Info: nvdla.dbb_adaptor: GP: iswrite=1 addr=0xc0001e80 len=64 data=0x abcd01b0 abcd01b1 abcd01b2 abcd01b3 abcd01b4 abcd01b5 abcd01b6 abcd01b7 abcd01b8 abcd01b9 abcd01ba abcd01bb abcd01bc abcd01bd abcd01be abcd01bf resp=TLM_OK_RESPONSE

GDB

You can also use GDB to debug the virtual simulator. First run the simulator, then get the PID of the process and use GDB to attach to it.

$ ps -ef | grep aarch64_toplevel
$ gdb attach <PID>

Building Linux Kernel for NVDLA Virtual Simulator

The NVDLA virtual platform is based on QEMU aarch64 virt machine, so building a linux kernel is the same as building one for QEMU aarch64 virt machine. Here’s an example of using buildroot to build a linux kernel for NVDLA virtual platform.

Download

Download the buildroot from https://buildroot.org/download.html. This example uses the version buildroot-2017.11-rc1.

Configure

Use qemu_aarch64_virt_defconfig as base config, then set the customized configurations:

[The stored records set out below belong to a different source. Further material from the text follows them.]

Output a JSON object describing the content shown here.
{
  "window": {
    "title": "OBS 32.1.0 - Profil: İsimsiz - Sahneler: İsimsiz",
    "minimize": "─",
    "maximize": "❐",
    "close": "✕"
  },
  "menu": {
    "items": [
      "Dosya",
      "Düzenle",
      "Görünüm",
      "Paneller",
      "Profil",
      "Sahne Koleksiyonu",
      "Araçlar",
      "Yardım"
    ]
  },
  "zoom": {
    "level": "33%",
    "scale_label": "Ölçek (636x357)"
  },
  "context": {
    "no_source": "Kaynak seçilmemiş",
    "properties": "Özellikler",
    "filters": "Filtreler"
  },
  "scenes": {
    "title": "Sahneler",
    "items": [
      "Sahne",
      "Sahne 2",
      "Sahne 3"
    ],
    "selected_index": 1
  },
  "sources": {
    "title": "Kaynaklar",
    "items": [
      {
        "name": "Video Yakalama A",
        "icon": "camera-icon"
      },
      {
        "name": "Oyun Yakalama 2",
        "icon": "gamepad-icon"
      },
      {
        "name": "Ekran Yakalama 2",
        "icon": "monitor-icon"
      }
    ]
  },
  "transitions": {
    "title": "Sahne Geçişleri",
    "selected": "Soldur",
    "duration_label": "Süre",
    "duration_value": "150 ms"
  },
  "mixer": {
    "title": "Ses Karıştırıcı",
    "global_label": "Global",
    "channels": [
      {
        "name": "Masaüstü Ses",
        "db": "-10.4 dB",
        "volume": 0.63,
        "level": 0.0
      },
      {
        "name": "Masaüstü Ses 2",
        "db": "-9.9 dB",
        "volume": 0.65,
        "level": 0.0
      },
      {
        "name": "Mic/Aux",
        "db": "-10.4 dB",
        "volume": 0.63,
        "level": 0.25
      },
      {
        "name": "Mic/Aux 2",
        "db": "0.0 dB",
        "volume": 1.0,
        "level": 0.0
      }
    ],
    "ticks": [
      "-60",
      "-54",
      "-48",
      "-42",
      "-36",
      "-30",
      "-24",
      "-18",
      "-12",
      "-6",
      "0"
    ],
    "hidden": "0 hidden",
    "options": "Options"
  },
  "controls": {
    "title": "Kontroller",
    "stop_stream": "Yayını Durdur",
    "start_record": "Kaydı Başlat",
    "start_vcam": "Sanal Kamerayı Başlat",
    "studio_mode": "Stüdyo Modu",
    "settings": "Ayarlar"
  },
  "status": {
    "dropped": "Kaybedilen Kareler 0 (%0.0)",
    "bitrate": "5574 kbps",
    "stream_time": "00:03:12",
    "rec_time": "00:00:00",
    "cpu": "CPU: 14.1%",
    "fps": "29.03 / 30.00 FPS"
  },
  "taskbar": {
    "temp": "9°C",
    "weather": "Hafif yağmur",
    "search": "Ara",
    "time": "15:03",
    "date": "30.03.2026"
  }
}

$ make qemu_aarch64_virt_defconfig
$ make menuconfig
* Target Options -> Target Architecture -> AArch64 (little endian)
* Target Options -> Target Architecture Variant -> cortex-A57
* Toolchain -> Custom kernel headers series -> 4.13.x
* Toolchain -> Toolchain type -> External toolchain
* Toolchain -> Toolchain -> Linaro AArch64 2017.08
* Toolchain -> Toolchain origin -> Toolchain to be downloaded and installed
* Kernel -> () Kernel version -> 4.13.3
* Kernel -> Kernel configuration -> Use the architecture default configuration
* System configuration -> Enable root login with password -> Y
* System configuration -> Root password -> nvdla
* Target Packages -> Show packages that are also provided by busybox -> Y
* Target Packages -> Networking applications -> openssh -> Y

Build

$ make -j4

When it’s done, you can find the kernel image and rootfs in output/image.